For the past two years the Covid variants have behaved like those annoying guests who refuse to leave, long after the party’s over. Even after we finally get angry, and push them out the door, they linger and lurk for an opportunity to mutate; then sneak back into our lives and go viral.
But things are different now.
Our little drawing community is vaccinated yet cautious. We remain motivated and curious. Many of us have sketched together for a number of years—in the studio and on-location—and have become good friends.
Sketchy Reunion: City Hall
Over the years, our friendships have fostered a culture of learning and trust. We’ve learned new techniques and approaches for sketching our subjects. We’ve learned to trust our intuition and the lines we draw on the page. Each experience of drawing together becomes a valuable context for improving our skills.
The first of three summer workshops was Sketchbook Basics at Santa Cruz City Hall. The courtyard garden area became a plein air classroom for reconnecting to our visual vocabulary.
Slowly and bravely each of us strayed from the group to find solitude and settled into observing our subjects of interest.
Instead of worrying too much about perfectly finished drawings, we simply focused on having an intuitive engagement with the world around us. A successful day is one spent immersed in process and less concerned with outcomes.
That’s not to say that our sketchers didn’t pull together some amazing compositions!
The spirit of our day at the City Hall Gardens prepared us for our next sketchbook adventure in the country.
Drawing in the Country: Wilder Ranch
For a complete change of scenery we journeyed to the outskirts of town and up the road to Wilder Ranch State Park.
Several more of my longtime students met at the park’s entrance. After setting up base camp (shown above) everyone spread out to hunt for compositions to capture in our sketchbooks.
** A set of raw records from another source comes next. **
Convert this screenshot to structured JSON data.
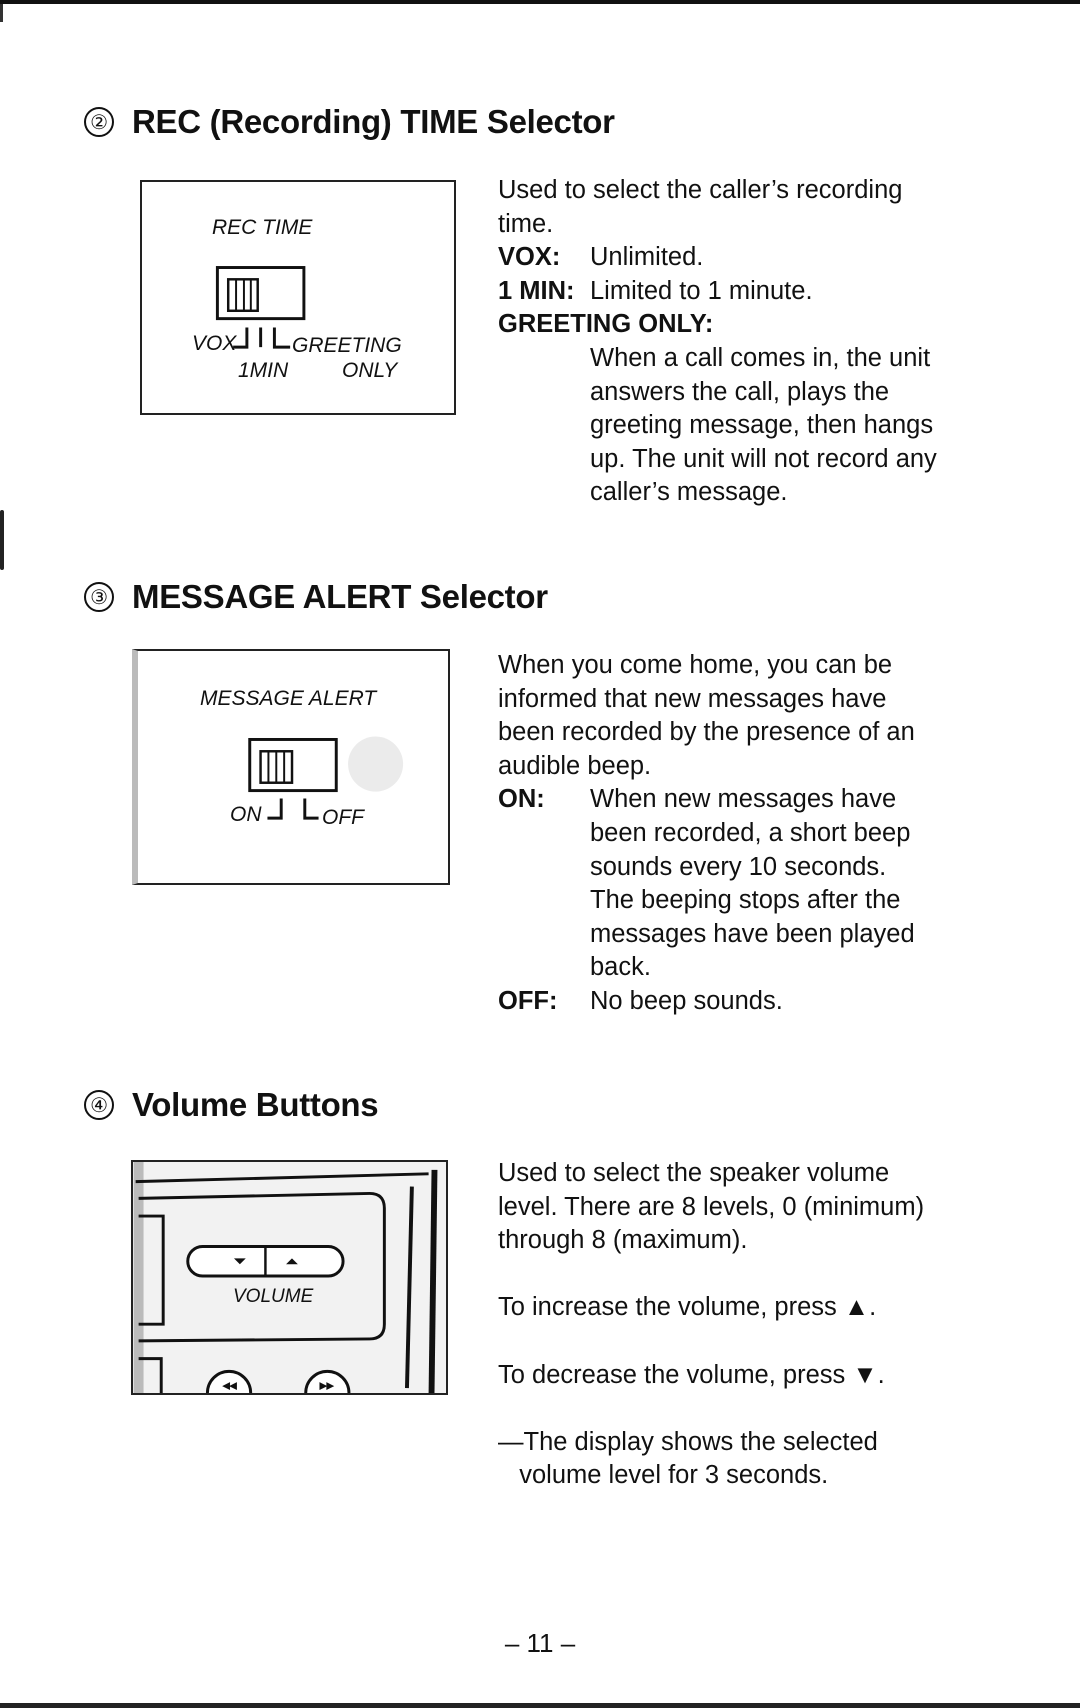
{
  "page_number": "– 11 –",
  "sections": [
    {
      "number": "②",
      "title": "REC (Recording) TIME Selector",
      "diagram": {
        "label": "REC TIME",
        "left_label": "VOX",
        "right_label": "GREETING",
        "below_center": "1MIN",
        "below_right": "ONLY"
      },
      "intro": [
        "Used to select the caller’s recording",
        "time."
      ],
      "items": [
        {
          "label": "VOX:",
          "text": [
            "Unlimited."
          ]
        },
        {
          "label": "1 MIN:",
          "text": [
            "Limited to 1 minute."
          ]
        },
        {
          "label": "GREETING ONLY:",
          "text": [
            "When a call comes in, the unit",
            "answers the call, plays the",
            "greeting message, then hangs",
            "up. The unit will not record any",
            "caller’s message."
          ]
        }
      ]
    },
    {
      "number": "③",
      "title": "MESSAGE ALERT Selector",
      "diagram": {
        "label": "MESSAGE ALERT",
        "left_label": "ON",
        "right_label": "OFF"
      },
      "intro": [
        "When you come home, you can be",
        "informed that new messages have",
        "been recorded by the presence of an",
        "audible beep."
      ],
      "items": [
        {
          "label": "ON:",
          "text": [
            "When new messages have",
            "been recorded, a short beep",
            "sounds every 10 seconds.",
            "The beeping stops after the",
            "messages have been played",
            "back."
          ]
        },
        {
          "label": "OFF:",
          "text": [
            "No beep sounds."
          ]
        }
      ]
    },
    {
      "number": "④",
      "title": "Volume Buttons",
      "diagram": {
        "label": "VOLUME",
        "down_icon": "triangle-down",
        "up_icon": "triangle-up"
      },
      "paragraphs": [
        [
          "Used to select the speaker volume",
          "level. There are 8 levels, 0 (minimum)",
          "through 8 (maximum)."
        ],
        [
          "To increase the volume, press ▲."
        ],
        [
          "To decrease the volume, press ▼."
        ],
        [
          "—The display shows the selected",
          "   volume level for 3 seconds."
        ]
      ]
    }
  ]
}
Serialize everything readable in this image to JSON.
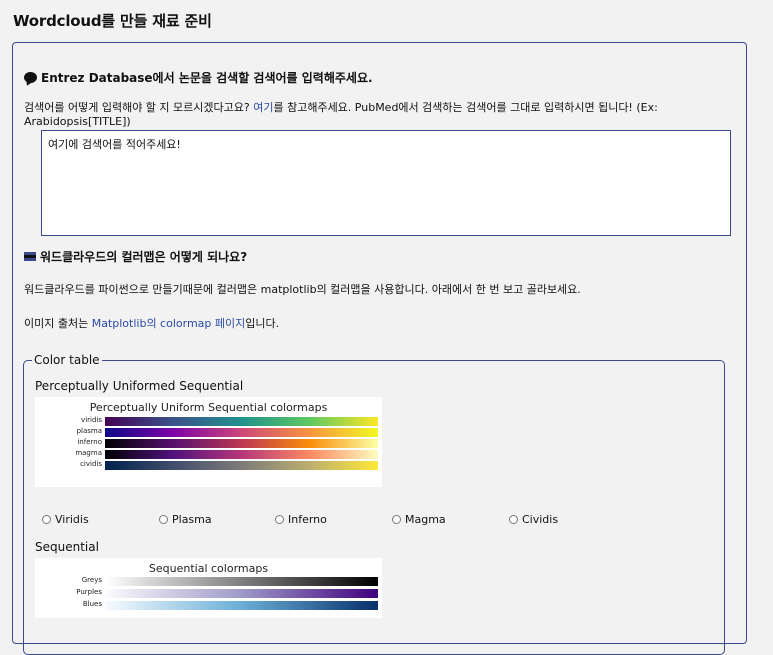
{
  "page_title": "Wordcloud를 만들 재료 준비",
  "search_section": {
    "title": "Entrez Database에서 논문을 검색할 검색어를 입력해주세요.",
    "help_prefix": "검색어를 어떻게 입력해야 할 지 모르시겠다고요? ",
    "help_link": "여기",
    "help_suffix": "를 참고해주세요. PubMed에서 검색하는 검색어를 그대로 입력하시면 됩니다! (Ex: Arabidopsis[TITLE])",
    "query_value": "여기에 검색어를 적어주세요!"
  },
  "colormap_section": {
    "title": "워드클라우드의 컬러맵은 어떻게 되나요?",
    "desc": "워드클라우드를 파이썬으로 만들기때문에 컬러맵은 matplotlib의 컬러맵을 사용합니다. 아래에서 한 번 보고 골라보세요.",
    "source_prefix": "이미지 출처는 ",
    "source_link": "Matplotlib의 colormap 페이지",
    "source_suffix": "입니다."
  },
  "color_table": {
    "legend": "Color table",
    "groups": [
      {
        "title": "Perceptually Uniformed Sequential",
        "chart_title": "Perceptually Uniform Sequential colormaps",
        "maps": [
          "viridis",
          "plasma",
          "inferno",
          "magma",
          "cividis"
        ]
      },
      {
        "title": "Sequential",
        "chart_title": "Sequential colormaps",
        "maps": [
          "Greys",
          "Purples",
          "Blues"
        ]
      }
    ],
    "options": [
      "Viridis",
      "Plasma",
      "Inferno",
      "Magma",
      "Cividis"
    ],
    "selected": ""
  },
  "colors": {
    "accent": "#3b4a8c",
    "link": "#2a4aa8",
    "background": "#f2f2f2"
  }
}
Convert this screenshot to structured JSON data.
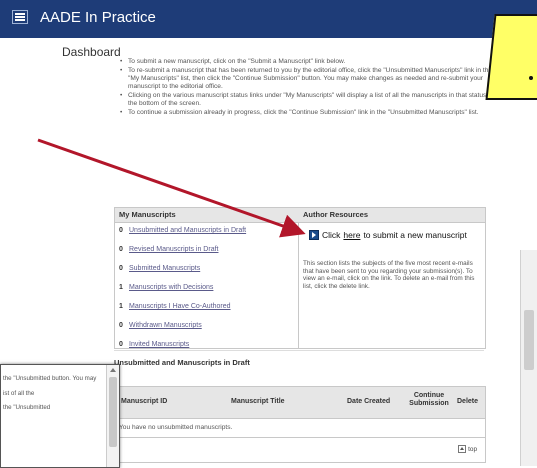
{
  "header": {
    "title": "AADE In Practice"
  },
  "dashboard": {
    "title": "Dashboard",
    "instructions": [
      "To submit a new manuscript, click on the \"Submit a Manuscript\" link below.",
      "To re-submit a manuscript that has been returned to you by the editorial office, click the \"Unsubmitted Manuscripts\" link in the \"My Manuscripts\" list, then click the \"Continue Submission\" button. You may make changes as needed and re-submit your manuscript to the editorial office.",
      "Clicking on the various manuscript status links under \"My Manuscripts\" will display a list of all the manuscripts in that status at the bottom of the screen.",
      "To continue a submission already in progress, click the \"Continue Submission\" link in the \"Unsubmitted Manuscripts\" list."
    ]
  },
  "my_manuscripts": {
    "heading": "My Manuscripts",
    "items": [
      {
        "count": "0",
        "label": "Unsubmitted and Manuscripts in Draft"
      },
      {
        "count": "0",
        "label": "Revised Manuscripts in Draft"
      },
      {
        "count": "0",
        "label": "Submitted Manuscripts"
      },
      {
        "count": "1",
        "label": "Manuscripts with Decisions"
      },
      {
        "count": "1",
        "label": "Manuscripts I Have Co-Authored"
      },
      {
        "count": "0",
        "label": "Withdrawn Manuscripts"
      },
      {
        "count": "0",
        "label": "Invited Manuscripts"
      }
    ]
  },
  "author_resources": {
    "heading": "Author Resources",
    "click": "Click",
    "here": "here",
    "submit_text": "to submit a new manuscript",
    "description": "This section lists the subjects of the five most recent e-mails that have been sent to you regarding your submission(s). To view an e-mail, click on the link. To delete an e-mail from this list, click the delete link."
  },
  "unsubmitted": {
    "heading": "Unsubmitted and Manuscripts in Draft",
    "columns": [
      "Manuscript ID",
      "Manuscript Title",
      "Date Created",
      "Continue Submission",
      "Delete"
    ],
    "empty_message": "You have no unsubmitted manuscripts.",
    "top_label": "top"
  },
  "inset": {
    "lines": [
      "the \"Unsubmitted button. You may",
      "ist of all the",
      "the \"Unsubmitted"
    ]
  },
  "colors": {
    "header_bg": "#1e3c78",
    "annotation_arrow": "#b2162a",
    "callout": "#ffff66"
  }
}
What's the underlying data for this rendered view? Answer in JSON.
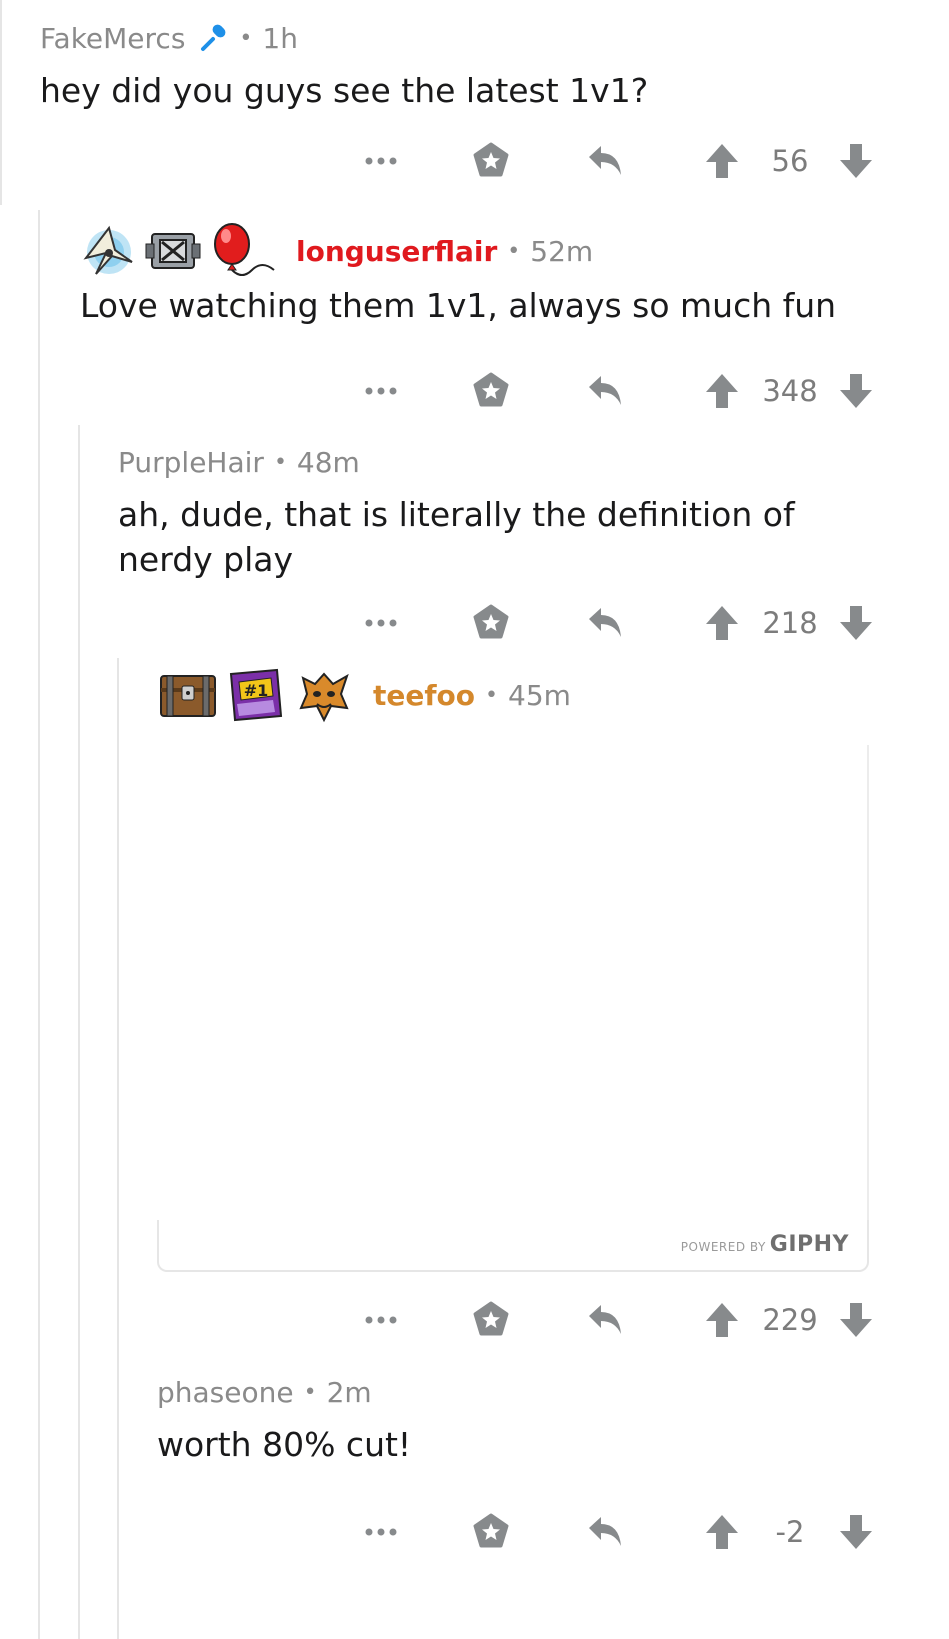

Since this sketching crew was fully vaccinated we all agreed that masks weren’t needed outdoors. This workshop took place before the Covid variant reared its ugly head in mid-August. (Our first workshop in 2021 took place at Mission Plaza Park.)
With all the fascinating things to see at Wilder Ranch, it took a while to get positioned and begin sketching our observations.
It’s so cool when out-of-town students return to draw with us. Southern California youth sketcher Ryan and his family participated in our Drawing Lab studio sessions a couple of years ago. This summer, while camping in Santa Cruz, they joined our Wilder Ranch sketchbook workshop. Ryan (shown above) wasted no time in going out on a limb to draw details of tree textures. He used his studies of trees for a mural of a tree that he painted on his bedroom wall.
We had a nice mix of youth and adult students helping each other throughout the day. As the afternoon came to a close we enjoyed sharing our sketched recordings.
Whether exchanging pleasantries at a picnic table or finding solitude in the trees at Wilder Ranch, our day in the country gave way to the angles and rhythms of the city for our last workshop of the summer.
Drawing In Town: Abbott Square
The more I explore downtown with friends, the more I realize how little I know about its sketchy hideaways. Since Santa Cruz has become my drawing studio, Abbott Square has now become my office for meeting students.
The square’s convenient location sits next to the Museum of Art & History (MAH). It’s within walking distance to the city’s historical and modern architecture, a short bike ride to the redwoods, and a pleasant stroll to the beautiful coastline and bustling Boardwalk—a sketchbook artist’s paradise!
Our workshop series started out maskless, but toward the end of summer the Covid variants crept back into city life. we began to opt for masks. But our little sketching crew remained fearless in facing the challenges of urban sketching.
In the morning we pretty much had the square to ourselves, allowing time to do some warmup sketches before the summer lunch crowd arrived.
Sometimes, when immersed in sketching urban scenes, you either draw people or they draw you. Judy sketches Mike (shown above), while he sketches people conversing with other people.
Ah, the thrills of being an outlaw urban sketcher. While “loitering” with a cup of morning java, Mike got into a steady rhythm and sketched the morning scene at Abbott Square. His results…
…show the benefits of attending our sketchbook workshops. We practice placing dominant angles and shapes on the page to set the stage for adding people and buildings.
Our summer sketchbook workshops offer participants the benefits of sketching in town and in the country.
Locations such as the Santa Cruz City Hall, Wilder Ranch, and Abbott Square serve as the creative launch pads for sketchbook exploration as we all learn the importance of drawing with friends.
Want to join us? Check out our latest workshop lineup.